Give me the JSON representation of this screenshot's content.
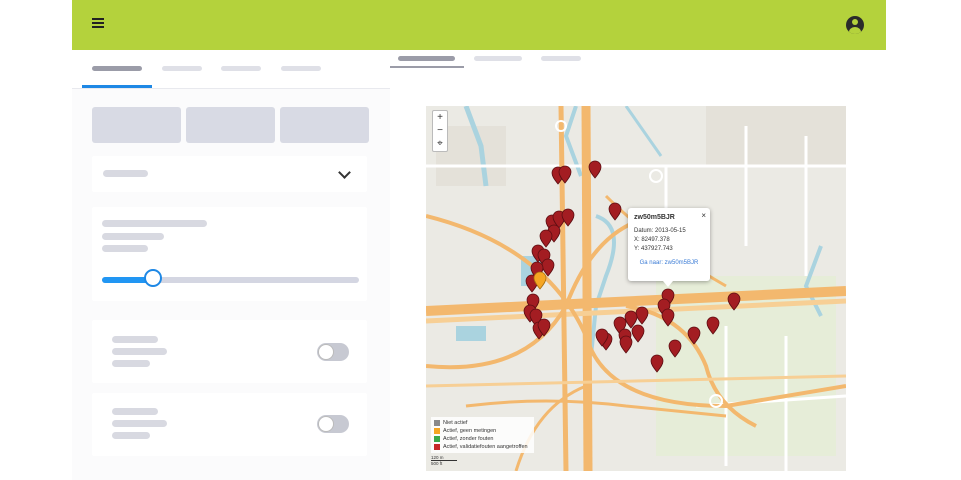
{
  "colors": {
    "accent_bar": "#b4d23c",
    "primary_blue": "#1e88e5",
    "marker_red": "#a31d22",
    "road_orange": "#f4c27c",
    "water": "#aad3df"
  },
  "icons": {
    "menu": "hamburger-menu-icon",
    "account": "account-circle-icon",
    "dropdown": "chevron-down-icon",
    "map_marker": "map-pin-icon",
    "close": "close-icon"
  },
  "map": {
    "zoom_in": "+",
    "zoom_out": "−",
    "popup": {
      "title": "zw50m5BJR",
      "date": "Datum: 2013-05-15",
      "x": "X: 82497.378",
      "y": "Y: 437927.743",
      "link": "Ga naar: zw50m5BJR",
      "close": "×"
    },
    "legend": [
      {
        "label": "Niet actief",
        "color": "#8a8a8a"
      },
      {
        "label": "Actief, geen metingen",
        "color": "#f5a623"
      },
      {
        "label": "Actief, zonder fouten",
        "color": "#3aa84a"
      },
      {
        "label": "Actief, validatiefouten aangetroffen",
        "color": "#c62828"
      }
    ],
    "scale_top": "120 m",
    "scale_bottom": "500 ft"
  }
}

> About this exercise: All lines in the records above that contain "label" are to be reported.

> Result of this exercise:
        "label": "Niet actief",
        "label": "Actief, geen metingen",
        "label": "Actief, zonder fouten",
        "label": "Actief, validatiefouten aangetroffen",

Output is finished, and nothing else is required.